I want to let you in on a little secret: I spent at least an hour picking out a tagline for this blog through activities that ranged from staring at my bookshelf and struggling to remember which of my favorite books contained profound, travel-related quotes to frantically Googling ‘inspirational travel quotes.’ Yes, I know, I’ve just become #basic without even trying.
Regardless of where it ultimately came from, my final choice could not be more accurate (+brownie points for finding a relevant quote by a favorite French author):
“WHAT GIVES VALUE TO TRAVEL IS FEAR.” – ALBERT CAMUS
And boyyy, am I scared. Terrified, mortified, petrified, stupefied by study abroad (A Beautiful Mind reference, anyone?). I am sure that every 20-something college student packing her bags for a semester abroad has felt the tight ball of anxiety in her stomach as she contemplated the appropriate number of shirts to bring. Unlike the majority of excited-yet-nervous soon to be study abroaders, I can actually quantify my anxiety through Tums tablets I’ve been popping like candy to quell the literal burning in my gut that arises whenever I am confronted with my suitcase (current Tums count: 7, numbers of times I cried today: 1). Which is perhaps why I’ve been avoiding my room and setting up temporary refuge downstairs.
And no, I’m not the procrastinating kind. I’ve actually had my clothes picked out and neatly folded since before Christmas. All I need to do now is throw in my makeup and lots and lots of medicine (more on my mild health anxiety later), and voilà. So what am I afraid of?
Some of the usual culprits you’ll find in every pre-departure post: the language barrier, culture shock, the difficulty of taking courses entirely in French, homesickness, etc, etc.
In short, uncertainty. You see, I’m somewhat of a control freak. I don’t like it when things just happen to me. I much prefer a controlled, lab-like environment where every variable is accounted for and at least three contingency plans exist for any foreseeable doomsday scenario. So, going to a foreign country for five months is the equivalent of sticking a middle finger at my reflection. I am voluntarily throwing myself into a situation that is literally an Atlantic ocean beyond my comfort zone. And the question that keeps going through my head is, why why why would I do that?
I’ve done all this before – going to a foreign country with a questionable proficiency in its language and no idea what to expect. When I was 12, my family up and moved to the U.S. from Russia, just like that. Once there, a language test informed me that I was apparently proficient in English, and off to school I went. To be fair, a semester of French university cannot possibly be as brutal as middle school; yet, I still remember, not so fondly, the crowd of students at every turn asking me to “say something in Russian” and “say pineapple again” (I STRUGGLED with that one for some reason). I don’t like attention, I always sit in the back corner of any room to watch and not be seen. So the idea of being the new, foreign kid is…stressful. I won’t lie though, my struggle of a cultural adjustment in America ultimately made for a fantastic Common App essay.
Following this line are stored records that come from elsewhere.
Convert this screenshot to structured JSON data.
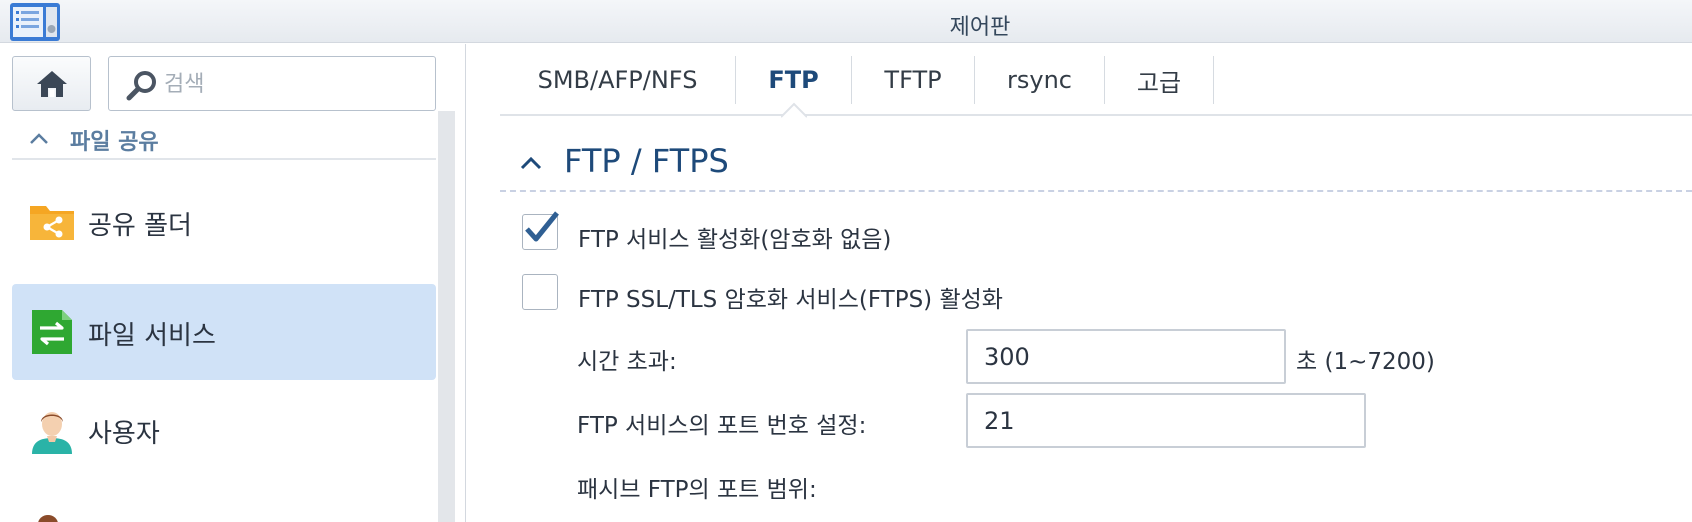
{
  "window": {
    "title": "제어판",
    "icon": "control-panel-icon"
  },
  "sidebar": {
    "home_icon": "home-icon",
    "search": {
      "placeholder": "검색",
      "value": "",
      "icon": "search-icon"
    },
    "section": {
      "label": "파일 공유",
      "expanded": true
    },
    "items": [
      {
        "label": "공유 폴더",
        "icon": "shared-folder-icon",
        "active": false
      },
      {
        "label": "파일 서비스",
        "icon": "file-services-icon",
        "active": true
      },
      {
        "label": "사용자",
        "icon": "user-icon",
        "active": false
      }
    ]
  },
  "tabs": [
    {
      "label": "SMB/AFP/NFS",
      "active": false
    },
    {
      "label": "FTP",
      "active": true
    },
    {
      "label": "TFTP",
      "active": false
    },
    {
      "label": "rsync",
      "active": false
    },
    {
      "label": "고급",
      "active": false
    }
  ],
  "ftp": {
    "section_title": "FTP / FTPS",
    "enable_ftp": {
      "label": "FTP 서비스 활성화(암호화 없음)",
      "checked": true
    },
    "enable_ftps": {
      "label": "FTP SSL/TLS 암호화 서비스(FTPS) 활성화",
      "checked": false
    },
    "timeout": {
      "label": "시간 초과:",
      "value": "300",
      "unit": "초 (1~7200)"
    },
    "port": {
      "label": "FTP 서비스의 포트 번호 설정:",
      "value": "21"
    },
    "passive_range": {
      "label": "패시브 FTP의 포트 범위:"
    }
  },
  "colors": {
    "accent": "#1e4a7a",
    "active_bg": "#d0e2f7",
    "check": "#2f5f93"
  }
}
All this to say, I am very familiar with the initial discomforts of cultural adjustments, so you’d think I would be more comfortable with the idea the second time around. But somehow knowing what to expect makes the impending nature of it all more anxiety-inducing. Probably because I in fact know very little beyond ‘this will be challenging,’ ‘you will not understand what people are saying to you in the street despite having written a 10-page final paper in French last month,’ and ‘you will inevitably forget the names of basic household items when you need them most.’
In all honesty, I’m very much looking to Month 2 when I’ve settled into a routine, accustomed myself to the city, and finally, finally started to understand what people at the next table are saying without straining my entire being to listen. Despite my highly conservative (~not politically~) nature that once compelled me to eat the exact same lunch for a year, I do enjoy a change of scenery…I just prefer it after I’ve gotten used to it.
Sitting here now, in my New Jersey home, typing away in – dare I say it – impeccable English with a high school senior award for, you guessed it, English, balancing precariously on a shelf above my head, I can say with 100% certainty that despite the struggles and the culture shock and the language barrier, it is in fact possible to survive and thrive and enjoy yourself in the process. And when I am not panicking about the 50 lbs luggage weight limit and the utility of another pair of sneakers, I am confident that I will in fact enjoy the process.
For now, I will just focus on following the incessant advice from study abroad veterans on not overpacking and mentally conjure up my lifelong dream of living in France, if only for a little bit, whenever I feel the urge to reach for more Tums.